- What's with the time jump between Pat figuring out that Tiffany wrote the letter to Nikki and Christmas? Never mind that it allowed for not one but two hacky montages — if he's pretending not to know because he knows they'll all think they need to produce Nikki, that's one thing, but if he's pretending not to know because he loves her, and he wants to hang out with her, obviously she loves him or she wouldn't have done all that string-pulling…if he's proved incapable in the movie thus far of keeping a lid on his emotions, why would he start with this? Yes, I know he goes back on his meds at some point in there. It's still baffling.
- And why does Nikki show up? Why don't we get an explanation of why she apparently no longer finds Pat a threat? Did the restraining order expire? Did her sister get her to the competition under false pretenses? And why is she acting all "tee hee, awkward" about seeing him? Felony assault! She sold their house and moved! If the restraining order didn't expire, she's putting him in the position of violating his parole!

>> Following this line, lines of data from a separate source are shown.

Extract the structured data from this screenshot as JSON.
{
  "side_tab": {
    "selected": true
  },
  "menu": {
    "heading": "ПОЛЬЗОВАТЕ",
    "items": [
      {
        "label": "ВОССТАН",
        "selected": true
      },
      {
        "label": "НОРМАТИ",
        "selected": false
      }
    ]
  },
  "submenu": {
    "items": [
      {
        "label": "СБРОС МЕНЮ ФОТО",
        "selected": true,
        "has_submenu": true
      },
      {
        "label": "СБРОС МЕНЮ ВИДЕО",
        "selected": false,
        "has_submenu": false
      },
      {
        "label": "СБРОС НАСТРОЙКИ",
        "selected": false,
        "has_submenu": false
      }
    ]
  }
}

- Does the script reeeeally think it's going to get away with "I love you. I knew it the minute I met you"? You guys remember shooting the scene where they meet, right? And how that's totally not what happened? And that we've seen nothing to indicate love in these lazy montages — not love, not trust, not mutual interests, not even the giggles you have in the trenches when a project or competition owns you for weeks on end? Just shots of Lawrence's cleavage, or Cooper staring at her naked back, which are a few interesting and narratively useful things, but are not "love," quite?
- The movie is set in Philadelphia; we're to assume almost everyone grew up there or has lived there for decades. The Eagles are a huge plot point. Not one character has a Phulladelphia accent. Not one character pronounces it "the Iggles." You don't need every character to get an accent coach, and you won't find my ass at the front of the line to give Mr. De Niro notes, but he of all people needs to be rocking the "herry up" and the "Murry Christmas." Kem ooahn. (That's probably too Baltimore. Philly pronunciations are tough to spell.)
I love Bradley Cooper's performance in Silver Linings Playbook, although it belongs to a different movie; I love Chris Tucker's, too. Danny is a cartoon, but the gag isn't overplayed, and it's such a nice contrast with the customary exhausting screeching. It has a few good, real beats, and it's sitting at 94% Fresh on Rotten Tomatoes last I looked, so this is a minority opinion for sure. But SLP doesn't know what it is. It can't hear the realities of its own characters. It points to the gravity of Pat's actions when it's convenient, and slapsticks them up when it's not; it basically says about Tiffany that it would slut-shame her, but she's grieving, so it's okay. The tone is everywhere and nowhere. Lawrence is acting with her eyeshadow. Set design stands in for real character traits. No thanks. Do yourselves a favor and watch Weaver in Animal Kingdom instead.
Tags: Animal Kingdom Bradley Cooper cheap cheap Chris Tucker Dash Mihok henh? Jacki Weaver Jennifer Lawrence Kookoo Crazypantses movies Paul Herman people don't talk like that Silver Linings Playbook you're GONNA build Beansie a ramp